- Government buildings in Italy will be asked not to turn AC's below 25° Celsius
- The limit was aimed at using less energy
- This will help reduce the country's dependence on gas imports from Russia
Government buildings in Italy will be asked not to turn air conditioners below 25 degrees Celsius in the coming summer months. Giorgio Mule, Italy's Undersecretary of Defence, told local media on Wednesday that the limit was aimed at using less energy as a way to reduce the country's dependence on gas imports from Russia, reports Xinhua news agency. The limit is warmer than typical for air-conditioned buildings in a country where summer temperatures often top 40 degrees Celsius.

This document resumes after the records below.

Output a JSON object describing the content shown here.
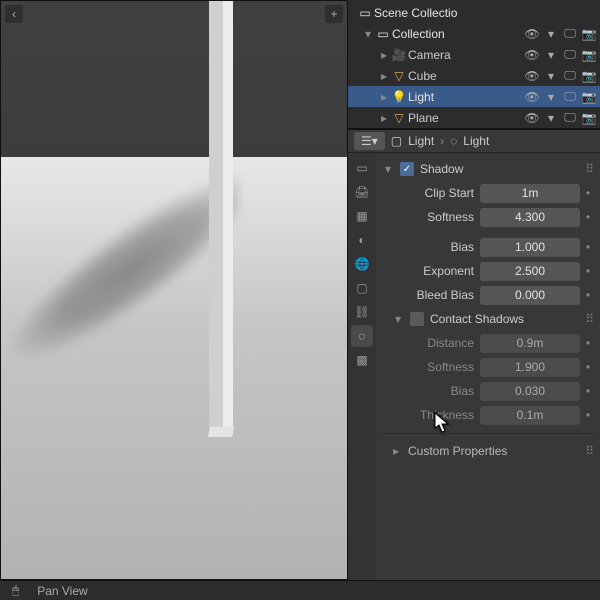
{
  "outliner": {
    "root": "Scene Collectio",
    "collection": "Collection",
    "items": [
      {
        "name": "Camera"
      },
      {
        "name": "Cube"
      },
      {
        "name": "Light",
        "selected": true
      },
      {
        "name": "Plane"
      }
    ]
  },
  "breadcrumb": {
    "pill": "",
    "light1": "Light",
    "light2": "Light"
  },
  "panels": {
    "shadow": {
      "title": "Shadow",
      "clip_start_label": "Clip Start",
      "clip_start": "1m",
      "softness_label": "Softness",
      "softness": "4.300",
      "bias_label": "Bias",
      "bias": "1.000",
      "exponent_label": "Exponent",
      "exponent": "2.500",
      "bleed_label": "Bleed Bias",
      "bleed": "0.000"
    },
    "contact": {
      "title": "Contact Shadows",
      "distance_label": "Distance",
      "distance": "0.9m",
      "softness_label": "Softness",
      "softness": "1.900",
      "bias_label": "Bias",
      "bias": "0.030",
      "thickness_label": "Thickness",
      "thickness": "0.1m"
    },
    "custom": "Custom Properties"
  },
  "statusbar": {
    "mouse": "",
    "label": "Pan View"
  }
}
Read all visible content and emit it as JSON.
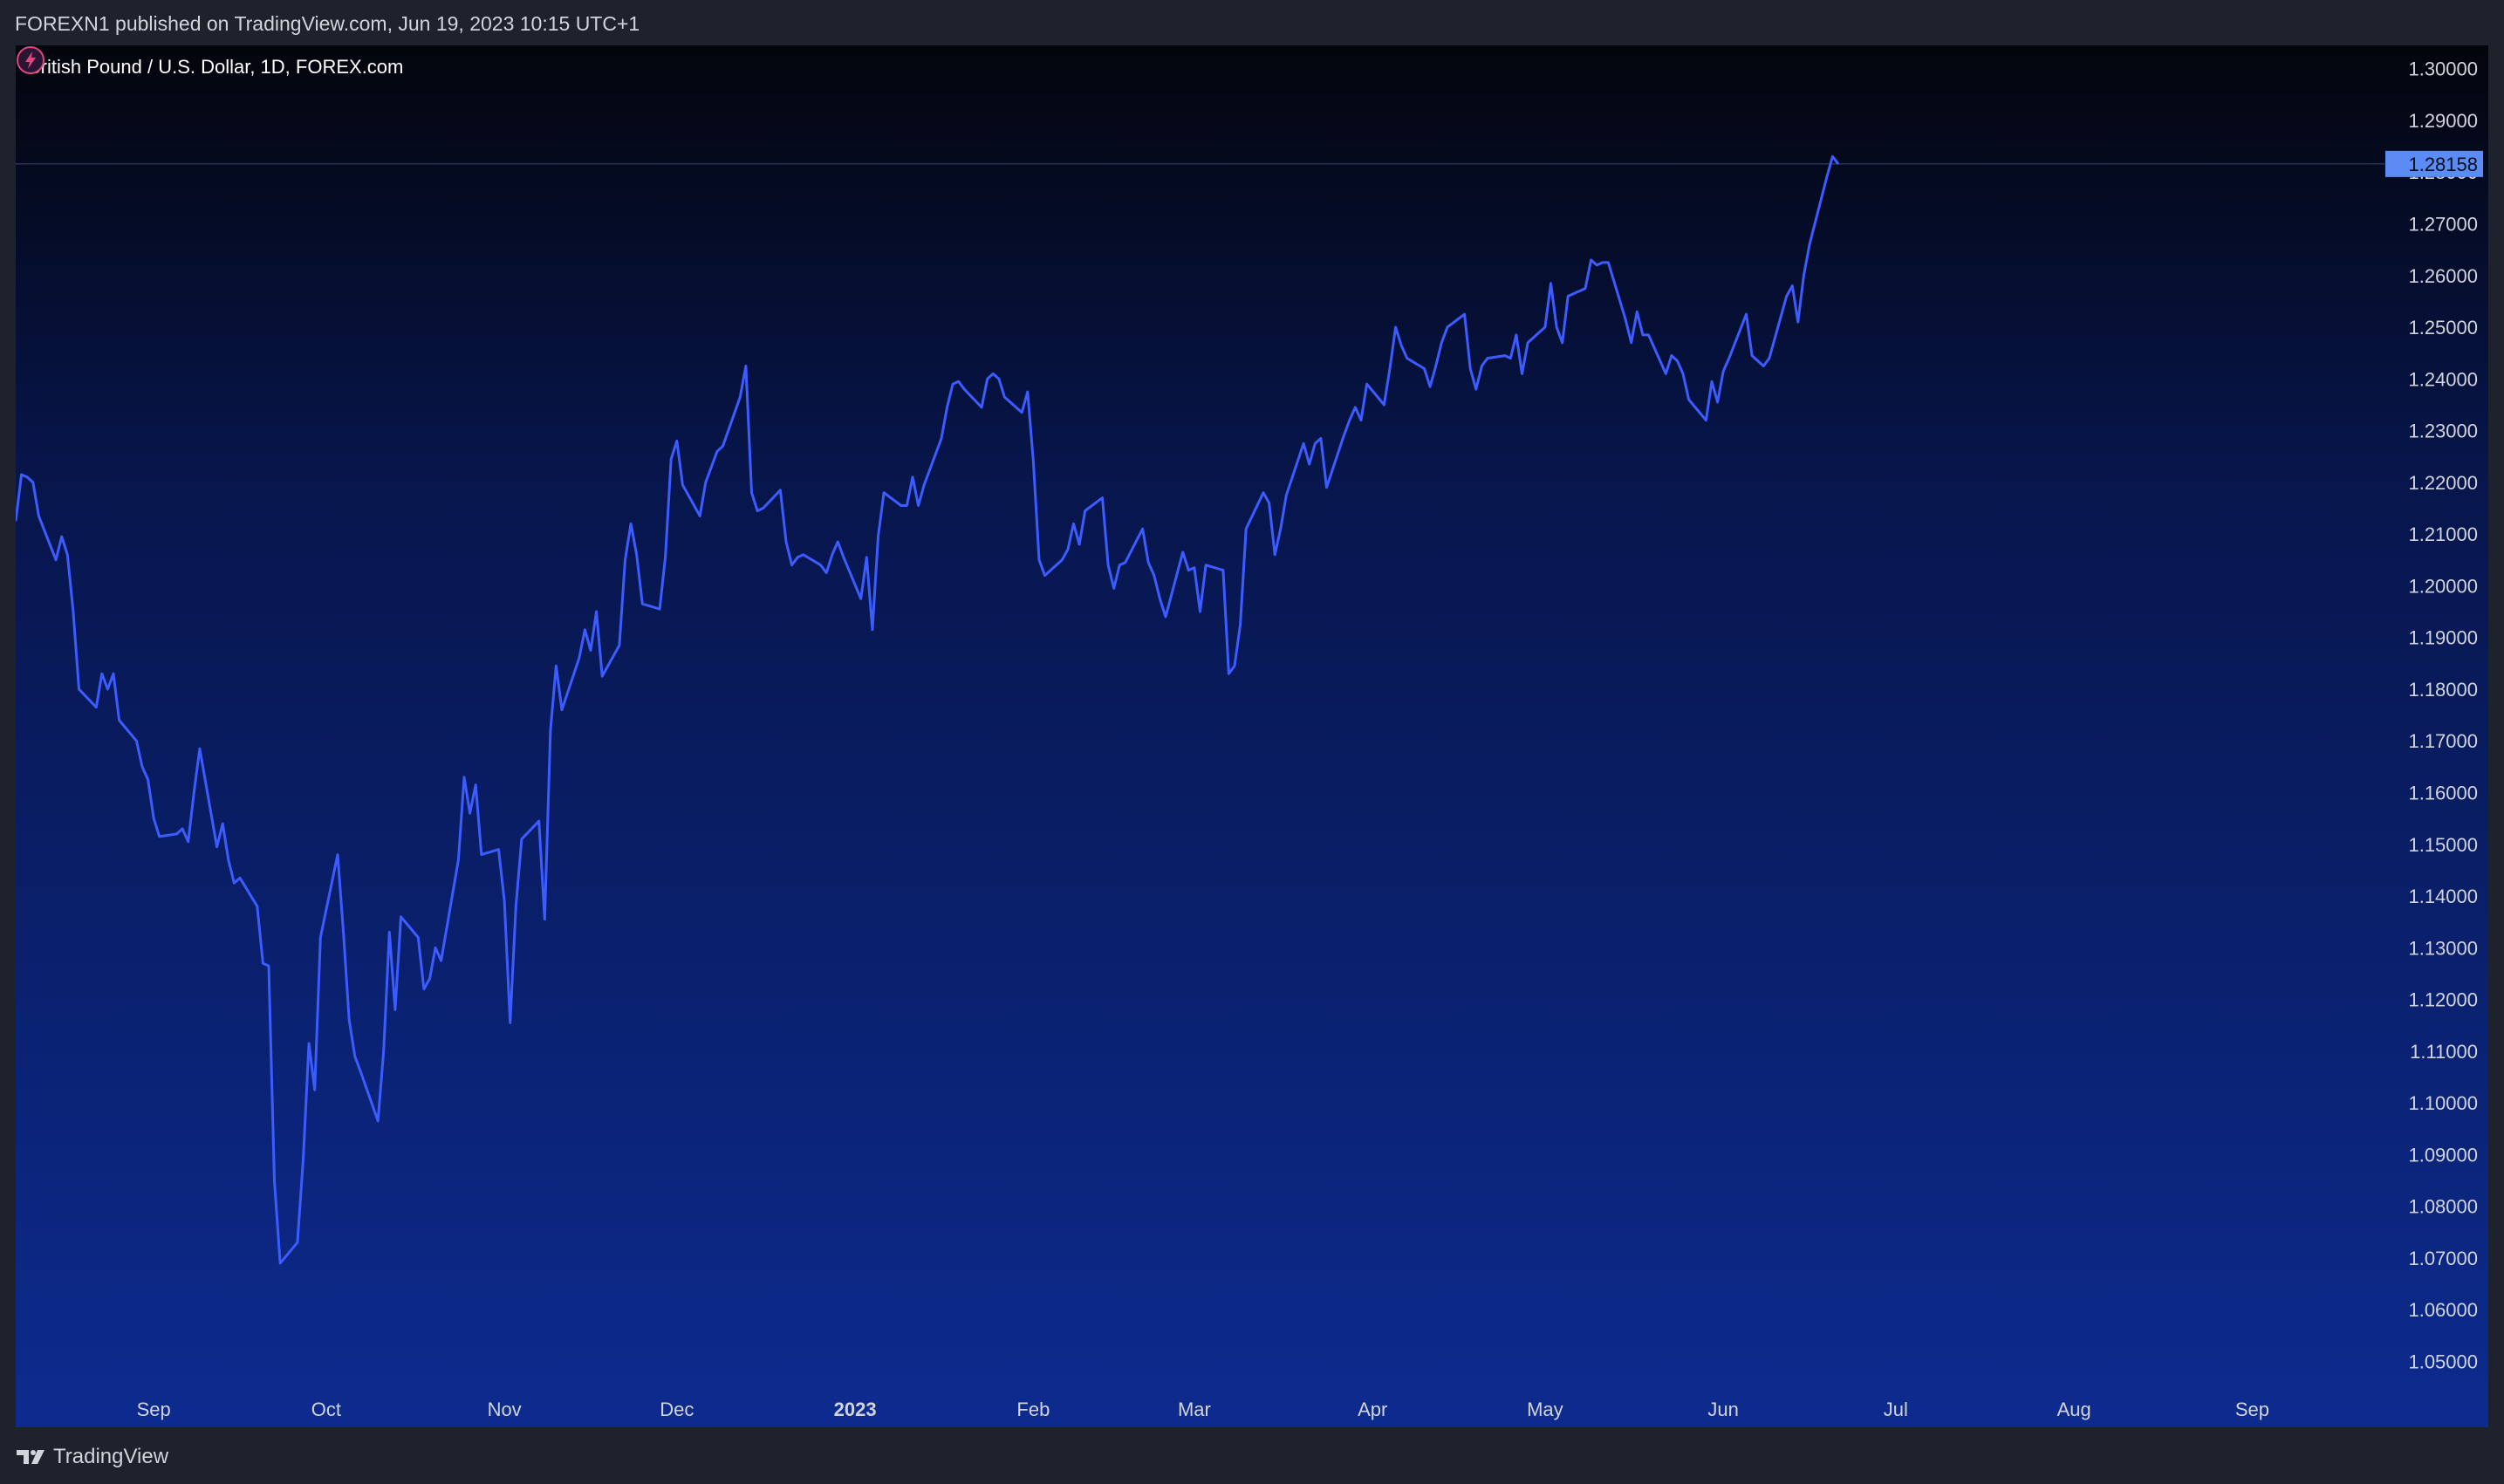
{
  "header": {
    "publish_text": "FOREXN1 published on TradingView.com, Jun 19, 2023 10:15 UTC+1"
  },
  "footer": {
    "brand": "TradingView"
  },
  "colors": {
    "line": "#3d5cff",
    "price_label_bg": "#5b8cf5",
    "axis_text": "#d1d4dc",
    "bg_top": "#03050c",
    "bg_bottom": "#0d2b8f"
  },
  "icons": {
    "logo": "tradingview-logo-icon",
    "alert": "lightning-icon"
  },
  "chart_data": {
    "type": "line",
    "title": "British Pound / U.S. Dollar, 1D, FOREX.com",
    "last_price": 1.28158,
    "last_price_label": "1.28158",
    "ylim": [
      1.043,
      1.3045
    ],
    "y_ticks": [
      "1.30000",
      "1.29000",
      "1.28000",
      "1.27000",
      "1.26000",
      "1.25000",
      "1.24000",
      "1.23000",
      "1.22000",
      "1.21000",
      "1.20000",
      "1.19000",
      "1.18000",
      "1.17000",
      "1.16000",
      "1.15000",
      "1.14000",
      "1.13000",
      "1.12000",
      "1.11000",
      "1.10000",
      "1.09000",
      "1.08000",
      "1.07000",
      "1.06000",
      "1.05000"
    ],
    "x_ticks": [
      {
        "label": "Sep",
        "date": "2022-09-01"
      },
      {
        "label": "Oct",
        "date": "2022-10-01"
      },
      {
        "label": "Nov",
        "date": "2022-11-01"
      },
      {
        "label": "Dec",
        "date": "2022-12-01"
      },
      {
        "label": "2023",
        "date": "2023-01-01"
      },
      {
        "label": "Feb",
        "date": "2023-02-01"
      },
      {
        "label": "Mar",
        "date": "2023-03-01"
      },
      {
        "label": "Apr",
        "date": "2023-04-01"
      },
      {
        "label": "May",
        "date": "2023-05-01"
      },
      {
        "label": "Jun",
        "date": "2023-06-01"
      },
      {
        "label": "Jul",
        "date": "2023-07-01"
      },
      {
        "label": "Aug",
        "date": "2023-08-01"
      },
      {
        "label": "Sep",
        "date": "2023-09-01"
      }
    ],
    "xlim": [
      "2022-08-08",
      "2023-09-24"
    ],
    "grid": false,
    "series": [
      {
        "values": [
          [
            "2022-08-08",
            1.2125
          ],
          [
            "2022-08-09",
            1.2215
          ],
          [
            "2022-08-10",
            1.221
          ],
          [
            "2022-08-11",
            1.22
          ],
          [
            "2022-08-12",
            1.2135
          ],
          [
            "2022-08-15",
            1.205
          ],
          [
            "2022-08-16",
            1.2095
          ],
          [
            "2022-08-17",
            1.206
          ],
          [
            "2022-08-18",
            1.195
          ],
          [
            "2022-08-19",
            1.18
          ],
          [
            "2022-08-22",
            1.1765
          ],
          [
            "2022-08-23",
            1.183
          ],
          [
            "2022-08-24",
            1.18
          ],
          [
            "2022-08-25",
            1.183
          ],
          [
            "2022-08-26",
            1.174
          ],
          [
            "2022-08-29",
            1.17
          ],
          [
            "2022-08-30",
            1.165
          ],
          [
            "2022-08-31",
            1.1625
          ],
          [
            "2022-09-01",
            1.155
          ],
          [
            "2022-09-02",
            1.1515
          ],
          [
            "2022-09-05",
            1.152
          ],
          [
            "2022-09-06",
            1.153
          ],
          [
            "2022-09-07",
            1.1505
          ],
          [
            "2022-09-08",
            1.16
          ],
          [
            "2022-09-09",
            1.1685
          ],
          [
            "2022-09-12",
            1.1495
          ],
          [
            "2022-09-13",
            1.154
          ],
          [
            "2022-09-14",
            1.147
          ],
          [
            "2022-09-15",
            1.1425
          ],
          [
            "2022-09-16",
            1.1435
          ],
          [
            "2022-09-19",
            1.138
          ],
          [
            "2022-09-20",
            1.127
          ],
          [
            "2022-09-21",
            1.1265
          ],
          [
            "2022-09-22",
            1.085
          ],
          [
            "2022-09-23",
            1.069
          ],
          [
            "2022-09-26",
            1.073
          ],
          [
            "2022-09-27",
            1.089
          ],
          [
            "2022-09-28",
            1.1115
          ],
          [
            "2022-09-29",
            1.1025
          ],
          [
            "2022-09-30",
            1.132
          ],
          [
            "2022-10-03",
            1.148
          ],
          [
            "2022-10-04",
            1.133
          ],
          [
            "2022-10-05",
            1.116
          ],
          [
            "2022-10-06",
            1.109
          ],
          [
            "2022-10-07",
            1.106
          ],
          [
            "2022-10-10",
            1.0965
          ],
          [
            "2022-10-11",
            1.11
          ],
          [
            "2022-10-12",
            1.133
          ],
          [
            "2022-10-13",
            1.118
          ],
          [
            "2022-10-14",
            1.136
          ],
          [
            "2022-10-17",
            1.132
          ],
          [
            "2022-10-18",
            1.122
          ],
          [
            "2022-10-19",
            1.124
          ],
          [
            "2022-10-20",
            1.13
          ],
          [
            "2022-10-21",
            1.1275
          ],
          [
            "2022-10-24",
            1.147
          ],
          [
            "2022-10-25",
            1.163
          ],
          [
            "2022-10-26",
            1.156
          ],
          [
            "2022-10-27",
            1.1615
          ],
          [
            "2022-10-28",
            1.148
          ],
          [
            "2022-10-31",
            1.149
          ],
          [
            "2022-11-01",
            1.139
          ],
          [
            "2022-11-02",
            1.1155
          ],
          [
            "2022-11-03",
            1.138
          ],
          [
            "2022-11-04",
            1.151
          ],
          [
            "2022-11-07",
            1.1545
          ],
          [
            "2022-11-08",
            1.1355
          ],
          [
            "2022-11-09",
            1.172
          ],
          [
            "2022-11-10",
            1.1845
          ],
          [
            "2022-11-11",
            1.176
          ],
          [
            "2022-11-14",
            1.186
          ],
          [
            "2022-11-15",
            1.1915
          ],
          [
            "2022-11-16",
            1.1875
          ],
          [
            "2022-11-17",
            1.195
          ],
          [
            "2022-11-18",
            1.1825
          ],
          [
            "2022-11-21",
            1.1885
          ],
          [
            "2022-11-22",
            1.205
          ],
          [
            "2022-11-23",
            1.212
          ],
          [
            "2022-11-24",
            1.206
          ],
          [
            "2022-11-25",
            1.1965
          ],
          [
            "2022-11-28",
            1.1955
          ],
          [
            "2022-11-29",
            1.2055
          ],
          [
            "2022-11-30",
            1.2245
          ],
          [
            "2022-12-01",
            1.228
          ],
          [
            "2022-12-02",
            1.2195
          ],
          [
            "2022-12-05",
            1.2135
          ],
          [
            "2022-12-06",
            1.22
          ],
          [
            "2022-12-07",
            1.223
          ],
          [
            "2022-12-08",
            1.226
          ],
          [
            "2022-12-09",
            1.227
          ],
          [
            "2022-12-12",
            1.2365
          ],
          [
            "2022-12-13",
            1.2425
          ],
          [
            "2022-12-14",
            1.218
          ],
          [
            "2022-12-15",
            1.2145
          ],
          [
            "2022-12-16",
            1.215
          ],
          [
            "2022-12-19",
            1.2185
          ],
          [
            "2022-12-20",
            1.2085
          ],
          [
            "2022-12-21",
            1.204
          ],
          [
            "2022-12-22",
            1.2055
          ],
          [
            "2022-12-23",
            1.206
          ],
          [
            "2022-12-26",
            1.204
          ],
          [
            "2022-12-27",
            1.2025
          ],
          [
            "2022-12-28",
            1.206
          ],
          [
            "2022-12-29",
            1.2085
          ],
          [
            "2022-12-30",
            1.2055
          ],
          [
            "2023-01-02",
            1.1975
          ],
          [
            "2023-01-03",
            1.2055
          ],
          [
            "2023-01-04",
            1.1915
          ],
          [
            "2023-01-05",
            1.2095
          ],
          [
            "2023-01-06",
            1.218
          ],
          [
            "2023-01-09",
            1.2155
          ],
          [
            "2023-01-10",
            1.2155
          ],
          [
            "2023-01-11",
            1.221
          ],
          [
            "2023-01-12",
            1.2155
          ],
          [
            "2023-01-13",
            1.2195
          ],
          [
            "2023-01-16",
            1.2285
          ],
          [
            "2023-01-17",
            1.2345
          ],
          [
            "2023-01-18",
            1.239
          ],
          [
            "2023-01-19",
            1.2395
          ],
          [
            "2023-01-20",
            1.238
          ],
          [
            "2023-01-23",
            1.2345
          ],
          [
            "2023-01-24",
            1.24
          ],
          [
            "2023-01-25",
            1.241
          ],
          [
            "2023-01-26",
            1.24
          ],
          [
            "2023-01-27",
            1.2365
          ],
          [
            "2023-01-30",
            1.2335
          ],
          [
            "2023-01-31",
            1.2375
          ],
          [
            "2023-02-01",
            1.224
          ],
          [
            "2023-02-02",
            1.205
          ],
          [
            "2023-02-03",
            1.202
          ],
          [
            "2023-02-06",
            1.205
          ],
          [
            "2023-02-07",
            1.207
          ],
          [
            "2023-02-08",
            1.212
          ],
          [
            "2023-02-09",
            1.208
          ],
          [
            "2023-02-10",
            1.2145
          ],
          [
            "2023-02-13",
            1.217
          ],
          [
            "2023-02-14",
            1.204
          ],
          [
            "2023-02-15",
            1.1995
          ],
          [
            "2023-02-16",
            1.204
          ],
          [
            "2023-02-17",
            1.2045
          ],
          [
            "2023-02-20",
            1.211
          ],
          [
            "2023-02-21",
            1.2045
          ],
          [
            "2023-02-22",
            1.202
          ],
          [
            "2023-02-23",
            1.1975
          ],
          [
            "2023-02-24",
            1.194
          ],
          [
            "2023-02-27",
            1.2065
          ],
          [
            "2023-02-28",
            1.203
          ],
          [
            "2023-03-01",
            1.2035
          ],
          [
            "2023-03-02",
            1.195
          ],
          [
            "2023-03-03",
            1.204
          ],
          [
            "2023-03-06",
            1.203
          ],
          [
            "2023-03-07",
            1.183
          ],
          [
            "2023-03-08",
            1.1845
          ],
          [
            "2023-03-09",
            1.1925
          ],
          [
            "2023-03-10",
            1.211
          ],
          [
            "2023-03-13",
            1.218
          ],
          [
            "2023-03-14",
            1.216
          ],
          [
            "2023-03-15",
            1.206
          ],
          [
            "2023-03-16",
            1.211
          ],
          [
            "2023-03-17",
            1.2175
          ],
          [
            "2023-03-20",
            1.2275
          ],
          [
            "2023-03-21",
            1.2235
          ],
          [
            "2023-03-22",
            1.2275
          ],
          [
            "2023-03-23",
            1.2285
          ],
          [
            "2023-03-24",
            1.219
          ],
          [
            "2023-03-27",
            1.229
          ],
          [
            "2023-03-28",
            1.232
          ],
          [
            "2023-03-29",
            1.2345
          ],
          [
            "2023-03-30",
            1.232
          ],
          [
            "2023-03-31",
            1.239
          ],
          [
            "2023-04-03",
            1.235
          ],
          [
            "2023-04-04",
            1.242
          ],
          [
            "2023-04-05",
            1.25
          ],
          [
            "2023-04-06",
            1.2465
          ],
          [
            "2023-04-07",
            1.244
          ],
          [
            "2023-04-10",
            1.242
          ],
          [
            "2023-04-11",
            1.2385
          ],
          [
            "2023-04-12",
            1.2425
          ],
          [
            "2023-04-13",
            1.247
          ],
          [
            "2023-04-14",
            1.25
          ],
          [
            "2023-04-17",
            1.2525
          ],
          [
            "2023-04-18",
            1.242
          ],
          [
            "2023-04-19",
            1.238
          ],
          [
            "2023-04-20",
            1.2425
          ],
          [
            "2023-04-21",
            1.244
          ],
          [
            "2023-04-24",
            1.2445
          ],
          [
            "2023-04-25",
            1.244
          ],
          [
            "2023-04-26",
            1.2485
          ],
          [
            "2023-04-27",
            1.241
          ],
          [
            "2023-04-28",
            1.247
          ],
          [
            "2023-05-01",
            1.25
          ],
          [
            "2023-05-02",
            1.2585
          ],
          [
            "2023-05-03",
            1.25
          ],
          [
            "2023-05-04",
            1.247
          ],
          [
            "2023-05-05",
            1.256
          ],
          [
            "2023-05-08",
            1.2575
          ],
          [
            "2023-05-09",
            1.263
          ],
          [
            "2023-05-10",
            1.262
          ],
          [
            "2023-05-11",
            1.2625
          ],
          [
            "2023-05-12",
            1.2625
          ],
          [
            "2023-05-15",
            1.2515
          ],
          [
            "2023-05-16",
            1.247
          ],
          [
            "2023-05-17",
            1.253
          ],
          [
            "2023-05-18",
            1.2485
          ],
          [
            "2023-05-19",
            1.2485
          ],
          [
            "2023-05-22",
            1.241
          ],
          [
            "2023-05-23",
            1.2445
          ],
          [
            "2023-05-24",
            1.2435
          ],
          [
            "2023-05-25",
            1.241
          ],
          [
            "2023-05-26",
            1.236
          ],
          [
            "2023-05-29",
            1.232
          ],
          [
            "2023-05-30",
            1.2395
          ],
          [
            "2023-05-31",
            1.2355
          ],
          [
            "2023-06-01",
            1.2415
          ],
          [
            "2023-06-02",
            1.244
          ],
          [
            "2023-06-05",
            1.2525
          ],
          [
            "2023-06-06",
            1.2445
          ],
          [
            "2023-06-07",
            1.2435
          ],
          [
            "2023-06-08",
            1.2425
          ],
          [
            "2023-06-09",
            1.244
          ],
          [
            "2023-06-12",
            1.256
          ],
          [
            "2023-06-13",
            1.258
          ],
          [
            "2023-06-14",
            1.251
          ],
          [
            "2023-06-15",
            1.26
          ],
          [
            "2023-06-16",
            1.266
          ],
          [
            "2023-06-19",
            1.279
          ],
          [
            "2023-06-20",
            1.283
          ],
          [
            "2023-06-21",
            1.28158
          ]
        ]
      }
    ]
  }
}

The government's energy rationing initiative, named "operation thermostat", will enter into force on May 1 and last until March 31, 2023. It will also prohibit heating buildings above 19 degrees Celsius when the weather turns cold. The buildings impacted by the new rule also include schools, regulators and post offices. It is not clear how the new rules will be enforced. Though the government has no power to apply the rules to private companies and individuals, the government said it hoped they would follow suit. According to media reports, Minister of Public Administration Renato Brunetta said the plan would save at least 2 billion cubic metres of gas per year.